A rugged, whitewater river flowing northward through deep canyons, the New River is among the oldest rivers on the continent. New River Gorge National River in West Virginia encompasses over 70,000 acres of land along the New River, is rich in cultural and natural history, and offers an abundance of scenic and recreational opportunities.
Big Southern Butte is one of two domes rising from a sea of basalt near the center of the eastern Snake River Plain in Idaho. The butte is one of the largest volcanic domes in the world, but at 300,000 years old it is also one of the youngest. Hikers who trek to the 7,550-foot high summit are rewarded with spectacular panoramic views. Photo by Devin Englestead, BLM Upper Snake Wildlife Biologist.
First light at Bosque del Apache National Wildlife Refuge in New Mexico. Established in November 22, 1939, the refuge has provided a critical stopover and wintering spot for thousands of sandhill cranes, geese and other waterfowl for 75 years. Bosque del Apache's sandhill crane population has multiplied from 18 birds in the 1840s to more than 20,000 birds today. Photo by Kim Hang Dessoliers (www.sharetheexperience.org).
Interior Leaders Honor Dorothy Height's Legacy in the Parks
Office of the Secretary
WASHINGTON, D.C.—Secretary of the Interior Ken Salazar, National Park Service Director Jon Jarvis, and Senior Advisor to the Secretary Robert G. Stanton today issued a joint statement on the contributions Dorothy I. Height made to the national parks,. as preparations are made for her funeral services next week.*
“Dr. Height's struggle for equality, dignity and justice for all people has enriched and strengthened our nation,” said Secretary of the Interior Ken Salazar. “We remember Dr. Height as the president of the National Council of Negro Women and as the great civil rights leader that she was, but we should also remember her extraordinary contributions to our national parks, the National Mall, and to the telling of the story of the civil rights movement. Dr. Height left a remarkable legacy of which we are all beneficiaries.”
“Dr. Height was an outstanding supporter of a wide range of National Park Service and Department of the Interior programs,” said Director Jon Jarvis. “As a leader in the civil rights movement, she helped bend the arc of American history toward justice and equality, but she also played an important role in preserving that history for the benefit of all Americans.”

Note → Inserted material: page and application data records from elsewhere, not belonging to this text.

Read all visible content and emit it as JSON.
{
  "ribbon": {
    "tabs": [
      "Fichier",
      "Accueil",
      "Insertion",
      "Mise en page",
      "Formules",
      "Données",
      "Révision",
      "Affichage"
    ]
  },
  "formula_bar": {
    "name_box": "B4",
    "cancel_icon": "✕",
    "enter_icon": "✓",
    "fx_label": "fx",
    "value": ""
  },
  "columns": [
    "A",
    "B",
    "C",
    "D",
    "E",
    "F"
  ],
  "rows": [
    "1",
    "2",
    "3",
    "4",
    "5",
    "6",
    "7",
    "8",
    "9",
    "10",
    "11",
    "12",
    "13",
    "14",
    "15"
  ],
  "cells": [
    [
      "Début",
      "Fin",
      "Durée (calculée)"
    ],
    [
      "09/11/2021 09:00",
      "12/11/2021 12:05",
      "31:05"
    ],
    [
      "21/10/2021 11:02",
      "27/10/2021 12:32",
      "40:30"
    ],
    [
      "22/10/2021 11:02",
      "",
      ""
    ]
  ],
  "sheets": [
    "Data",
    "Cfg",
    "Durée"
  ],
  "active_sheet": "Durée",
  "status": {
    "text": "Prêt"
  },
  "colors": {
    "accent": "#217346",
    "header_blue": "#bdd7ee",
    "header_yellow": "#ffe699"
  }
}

“I was honored and privileged to know and work with Dr. Height for some 40 years,” said Senior Advisor Stanton, who served as Director of the National Park Service during the Clinton Administration. “Our association included educational programs and preservation of the Mary McLeod Bethune National Memorial and the Bethune Council House National Historic Site—areas under the jurisdiction of the Park Service here in Washington, D.C. We also worked closely in the inauguration of the Annual Black Family Reunion on the National Mall.”
Before Mr. Stanton served as NPS Director, Dr. Height awarded him the highest honor of the National Council of Negro Women for his work as director and deputy director of the National Capital Region of the Park Service, crediting his work with her “to establish the first memorial to an African American or to a woman of any race on public land in our nation's capital”—the Bethune Memorial. The National Council of Negro Women grew out of the vision of Dr. Bethune.
“Always at the top of Dr. Height's priorities, in the tradition of Dr. Bethune, was the support and involvement of our youth throughout the breath of the organization and programs of the National Council of Negro Women,” Stanton notes. “Most certainly, we as a people, as a community, and as a nation will be forever indebted to her for enriching our lives and for her many contributions and work in building a better world.”
*Note to Media: Dr. Height passed away on April 20 at the age of 98. Her funeral will be held at the National Cathedral on April 29. In addition, her body will lie in repose Tuesday, April 27, at the National Council of Negro Women's Dorothy I. Height building for a public viewing. Both events are open to the public. For more information on these and other Height memorial events, please contact Flo McAfee, NCNW, at 202.486.3673